• Available data:
● ● ● ● ●

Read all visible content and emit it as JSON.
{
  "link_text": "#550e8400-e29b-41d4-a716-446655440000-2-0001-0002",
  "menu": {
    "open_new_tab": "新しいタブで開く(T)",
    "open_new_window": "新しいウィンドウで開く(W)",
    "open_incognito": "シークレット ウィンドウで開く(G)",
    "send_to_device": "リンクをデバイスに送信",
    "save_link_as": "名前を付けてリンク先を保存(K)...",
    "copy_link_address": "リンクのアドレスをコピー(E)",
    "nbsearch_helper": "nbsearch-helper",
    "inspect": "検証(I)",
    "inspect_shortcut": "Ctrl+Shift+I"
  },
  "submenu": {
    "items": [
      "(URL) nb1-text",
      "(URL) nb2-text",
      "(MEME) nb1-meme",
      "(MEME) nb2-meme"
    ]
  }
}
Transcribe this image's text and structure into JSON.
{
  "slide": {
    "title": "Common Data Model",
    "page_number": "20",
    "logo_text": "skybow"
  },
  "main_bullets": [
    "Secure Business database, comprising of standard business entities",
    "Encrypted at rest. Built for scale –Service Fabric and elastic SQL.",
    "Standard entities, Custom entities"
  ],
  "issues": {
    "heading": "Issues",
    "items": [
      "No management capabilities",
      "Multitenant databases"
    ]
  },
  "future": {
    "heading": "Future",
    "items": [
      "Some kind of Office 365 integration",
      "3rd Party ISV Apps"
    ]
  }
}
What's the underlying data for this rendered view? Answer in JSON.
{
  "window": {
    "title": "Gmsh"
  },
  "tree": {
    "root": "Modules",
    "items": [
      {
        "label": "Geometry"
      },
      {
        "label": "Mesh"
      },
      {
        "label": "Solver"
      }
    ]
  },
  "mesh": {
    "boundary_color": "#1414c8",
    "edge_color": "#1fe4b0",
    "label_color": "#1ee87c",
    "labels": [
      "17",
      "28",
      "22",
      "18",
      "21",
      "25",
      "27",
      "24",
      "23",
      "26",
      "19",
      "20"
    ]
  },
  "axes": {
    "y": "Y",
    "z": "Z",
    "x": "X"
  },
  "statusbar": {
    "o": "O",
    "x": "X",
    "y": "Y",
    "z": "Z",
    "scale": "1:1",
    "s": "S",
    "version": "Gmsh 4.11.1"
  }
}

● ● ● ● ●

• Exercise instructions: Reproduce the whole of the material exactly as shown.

• Answer to the problem:
Read all visible content and emit it as JSON.
{
  "link_text": "#550e8400-e29b-41d4-a716-446655440000-2-0001-0002",
  "menu": {
    "open_new_tab": "新しいタブで開く(T)",
    "open_new_window": "新しいウィンドウで開く(W)",
    "open_incognito": "シークレット ウィンドウで開く(G)",
    "send_to_device": "リンクをデバイスに送信",
    "save_link_as": "名前を付けてリンク先を保存(K)...",
    "copy_link_address": "リンクのアドレスをコピー(E)",
    "nbsearch_helper": "nbsearch-helper",
    "inspect": "検証(I)",
    "inspect_shortcut": "Ctrl+Shift+I"
  },
  "submenu": {
    "items": [
      "(URL) nb1-text",
      "(URL) nb2-text",
      "(MEME) nb1-meme",
      "(MEME) nb2-meme"
    ]
  }
}
Transcribe this image's text and structure into JSON.
{
  "slide": {
    "title": "Common Data Model",
    "page_number": "20",
    "logo_text": "skybow"
  },
  "main_bullets": [
    "Secure Business database, comprising of standard business entities",
    "Encrypted at rest. Built for scale –Service Fabric and elastic SQL.",
    "Standard entities, Custom entities"
  ],
  "issues": {
    "heading": "Issues",
    "items": [
      "No management capabilities",
      "Multitenant databases"
    ]
  },
  "future": {
    "heading": "Future",
    "items": [
      "Some kind of Office 365 integration",
      "3rd Party ISV Apps"
    ]
  }
}
What's the underlying data for this rendered view? Answer in JSON.
{
  "window": {
    "title": "Gmsh"
  },
  "tree": {
    "root": "Modules",
    "items": [
      {
        "label": "Geometry"
      },
      {
        "label": "Mesh"
      },
      {
        "label": "Solver"
      }
    ]
  },
  "mesh": {
    "boundary_color": "#1414c8",
    "edge_color": "#1fe4b0",
    "label_color": "#1ee87c",
    "labels": [
      "17",
      "28",
      "22",
      "18",
      "21",
      "25",
      "27",
      "24",
      "23",
      "26",
      "19",
      "20"
    ]
  },
  "axes": {
    "y": "Y",
    "z": "Z",
    "x": "X"
  },
  "statusbar": {
    "o": "O",
    "x": "X",
    "y": "Y",
    "z": "Z",
    "scale": "1:1",
    "s": "S",
    "version": "Gmsh 4.11.1"
  }
}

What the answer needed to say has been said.